What do we mean? From words – to phrases – to sentences: how do children gradually learn to combine the thousands of words in their vocabulary in a meaningful way – to support effective listening and speaking? Vocabulary is only the start. The words and concepts that I blogged about last week can have millions of potential combinations for spoken language.

Talk! All of the words and concepts must be applied to contexts – only then do they have any real meaning at all – because meaning is mainly contextual. Let’s think about the question words – who, what, when, where, why, as well as how? Talk is often about people, what happens to them, time, places, reasons why. Without this level of understanding – talk is meaningless for many children. And so is reading – as stories too are mainly about those six question words. So talking about everything at home and at school, as well as at the dentist, doctors, park, cinema, on journeys to and fro, and so on – is the only way to extend the words, and help to develop children’s vocabulary towards meaningful conversation. Schools need to allow far more time for children to talk about new concepts and topics that they are presented with in lessons. At home, parents need to talk with children about what they have done at school. More talk = more in-depth learning.

Talk is also about past, present and future. Whether we are talking about the past in history, the present in maths or science, or the future, as what we are planning for Christmas, words must have a sense of time. Only by talking extensively can our children learn to use syntax and grammar correctly, and to understand and use the precise nuances of language. Is a sentence that a child hears – a question, statement or instruction? Are the words being listened to intended to persuade, warn, explain or challenge the listener’s thinking? Is the word ‘turn’ in a sentence referring to moving direction or turns in a game?

It is easy to see why so many children fall behind in their learning as language develops in increasingly complex ways – both in and out of the school context. One thing is very clear – effective listeners and speakers have the tools to become effective readers and writers. So please can we encourage our children and young people to regard listening and speaking as a valid and essential element of learning in every area of life. Their future depends on it.

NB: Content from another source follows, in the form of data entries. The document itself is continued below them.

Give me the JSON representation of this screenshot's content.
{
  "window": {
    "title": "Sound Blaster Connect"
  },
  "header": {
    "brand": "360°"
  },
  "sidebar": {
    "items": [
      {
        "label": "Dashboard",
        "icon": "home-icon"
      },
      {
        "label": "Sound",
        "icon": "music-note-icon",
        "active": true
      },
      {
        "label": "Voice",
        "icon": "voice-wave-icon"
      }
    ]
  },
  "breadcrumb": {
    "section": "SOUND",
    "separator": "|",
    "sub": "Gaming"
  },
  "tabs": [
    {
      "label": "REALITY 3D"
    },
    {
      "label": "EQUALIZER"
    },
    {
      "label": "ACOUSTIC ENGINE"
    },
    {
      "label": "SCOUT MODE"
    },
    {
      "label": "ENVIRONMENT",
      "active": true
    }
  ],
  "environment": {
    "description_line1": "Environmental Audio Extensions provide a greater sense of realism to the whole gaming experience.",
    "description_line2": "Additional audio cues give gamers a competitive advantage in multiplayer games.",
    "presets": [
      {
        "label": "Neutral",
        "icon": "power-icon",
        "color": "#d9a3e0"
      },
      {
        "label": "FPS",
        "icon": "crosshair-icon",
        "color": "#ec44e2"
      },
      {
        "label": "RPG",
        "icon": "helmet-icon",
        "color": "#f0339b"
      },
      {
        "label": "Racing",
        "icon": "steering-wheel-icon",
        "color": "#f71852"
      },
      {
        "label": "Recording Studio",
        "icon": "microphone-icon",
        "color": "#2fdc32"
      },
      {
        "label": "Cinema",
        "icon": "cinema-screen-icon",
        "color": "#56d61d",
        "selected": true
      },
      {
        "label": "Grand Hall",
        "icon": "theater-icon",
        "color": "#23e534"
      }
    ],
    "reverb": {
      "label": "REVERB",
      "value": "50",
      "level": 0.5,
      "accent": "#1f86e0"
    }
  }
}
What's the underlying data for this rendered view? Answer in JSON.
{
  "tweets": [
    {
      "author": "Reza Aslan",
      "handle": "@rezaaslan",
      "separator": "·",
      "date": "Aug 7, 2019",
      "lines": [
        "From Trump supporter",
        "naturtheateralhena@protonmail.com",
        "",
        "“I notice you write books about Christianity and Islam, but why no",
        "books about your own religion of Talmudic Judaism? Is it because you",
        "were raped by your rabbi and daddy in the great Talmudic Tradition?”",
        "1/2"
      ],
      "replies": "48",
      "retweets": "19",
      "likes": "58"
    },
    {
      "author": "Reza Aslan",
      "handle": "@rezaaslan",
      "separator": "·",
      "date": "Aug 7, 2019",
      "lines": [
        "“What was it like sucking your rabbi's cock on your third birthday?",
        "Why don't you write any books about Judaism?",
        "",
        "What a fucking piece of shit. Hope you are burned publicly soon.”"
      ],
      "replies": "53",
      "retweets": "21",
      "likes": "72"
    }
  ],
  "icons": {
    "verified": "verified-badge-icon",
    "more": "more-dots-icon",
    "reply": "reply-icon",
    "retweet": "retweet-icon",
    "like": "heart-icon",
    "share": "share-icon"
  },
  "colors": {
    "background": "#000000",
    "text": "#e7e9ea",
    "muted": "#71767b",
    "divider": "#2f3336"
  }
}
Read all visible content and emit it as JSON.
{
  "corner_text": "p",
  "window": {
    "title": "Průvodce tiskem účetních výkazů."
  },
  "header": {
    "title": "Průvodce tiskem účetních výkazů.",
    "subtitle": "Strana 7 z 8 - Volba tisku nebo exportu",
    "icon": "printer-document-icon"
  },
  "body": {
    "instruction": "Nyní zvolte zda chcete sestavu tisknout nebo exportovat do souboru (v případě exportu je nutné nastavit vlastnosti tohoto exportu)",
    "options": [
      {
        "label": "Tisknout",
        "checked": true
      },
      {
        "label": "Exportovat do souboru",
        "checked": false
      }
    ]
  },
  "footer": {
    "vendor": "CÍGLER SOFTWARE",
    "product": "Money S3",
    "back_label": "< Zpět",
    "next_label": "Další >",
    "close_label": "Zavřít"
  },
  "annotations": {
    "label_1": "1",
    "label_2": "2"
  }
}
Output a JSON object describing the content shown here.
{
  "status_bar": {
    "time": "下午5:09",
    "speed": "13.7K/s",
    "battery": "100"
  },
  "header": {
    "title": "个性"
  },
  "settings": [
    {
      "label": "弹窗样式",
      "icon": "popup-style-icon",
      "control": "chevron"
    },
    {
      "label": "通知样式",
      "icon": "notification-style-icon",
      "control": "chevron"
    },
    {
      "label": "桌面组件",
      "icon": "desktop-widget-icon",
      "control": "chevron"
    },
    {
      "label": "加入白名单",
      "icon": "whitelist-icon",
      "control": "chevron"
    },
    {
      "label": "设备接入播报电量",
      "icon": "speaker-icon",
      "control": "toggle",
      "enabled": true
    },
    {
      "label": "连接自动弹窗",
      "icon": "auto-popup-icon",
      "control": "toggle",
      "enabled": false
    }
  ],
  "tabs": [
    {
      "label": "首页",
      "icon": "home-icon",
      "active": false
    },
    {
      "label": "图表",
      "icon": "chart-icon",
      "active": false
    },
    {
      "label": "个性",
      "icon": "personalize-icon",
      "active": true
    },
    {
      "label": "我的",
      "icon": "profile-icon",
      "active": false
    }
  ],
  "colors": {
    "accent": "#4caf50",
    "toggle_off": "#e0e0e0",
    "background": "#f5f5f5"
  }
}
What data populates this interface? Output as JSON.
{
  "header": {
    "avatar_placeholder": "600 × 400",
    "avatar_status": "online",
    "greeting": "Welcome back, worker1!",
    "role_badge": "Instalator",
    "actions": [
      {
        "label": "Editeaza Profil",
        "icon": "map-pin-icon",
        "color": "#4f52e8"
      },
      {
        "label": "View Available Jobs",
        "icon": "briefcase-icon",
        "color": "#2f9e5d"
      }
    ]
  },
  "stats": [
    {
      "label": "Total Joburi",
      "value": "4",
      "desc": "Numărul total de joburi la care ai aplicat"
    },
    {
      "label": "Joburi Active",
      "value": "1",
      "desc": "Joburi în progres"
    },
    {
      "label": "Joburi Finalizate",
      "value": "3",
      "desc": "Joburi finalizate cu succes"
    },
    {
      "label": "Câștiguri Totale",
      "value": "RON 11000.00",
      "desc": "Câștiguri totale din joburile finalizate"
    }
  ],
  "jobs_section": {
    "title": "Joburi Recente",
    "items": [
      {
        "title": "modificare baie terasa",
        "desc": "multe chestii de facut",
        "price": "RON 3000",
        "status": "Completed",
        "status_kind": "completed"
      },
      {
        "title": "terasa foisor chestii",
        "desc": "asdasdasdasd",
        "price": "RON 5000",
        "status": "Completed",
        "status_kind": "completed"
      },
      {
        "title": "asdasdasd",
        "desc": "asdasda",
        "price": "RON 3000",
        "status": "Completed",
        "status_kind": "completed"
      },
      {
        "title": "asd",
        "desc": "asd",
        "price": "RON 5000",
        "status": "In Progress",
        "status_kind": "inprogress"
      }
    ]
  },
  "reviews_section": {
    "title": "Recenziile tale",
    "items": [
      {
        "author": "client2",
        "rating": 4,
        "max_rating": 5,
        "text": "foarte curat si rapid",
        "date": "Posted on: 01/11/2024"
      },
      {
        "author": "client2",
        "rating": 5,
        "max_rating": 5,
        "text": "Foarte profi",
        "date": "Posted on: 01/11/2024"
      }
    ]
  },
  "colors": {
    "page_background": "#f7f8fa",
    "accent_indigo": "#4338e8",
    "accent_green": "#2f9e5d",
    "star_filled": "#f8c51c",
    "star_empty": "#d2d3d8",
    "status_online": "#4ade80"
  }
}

More on this in my books for parents. Find out what your child is learning.

« Back to Blog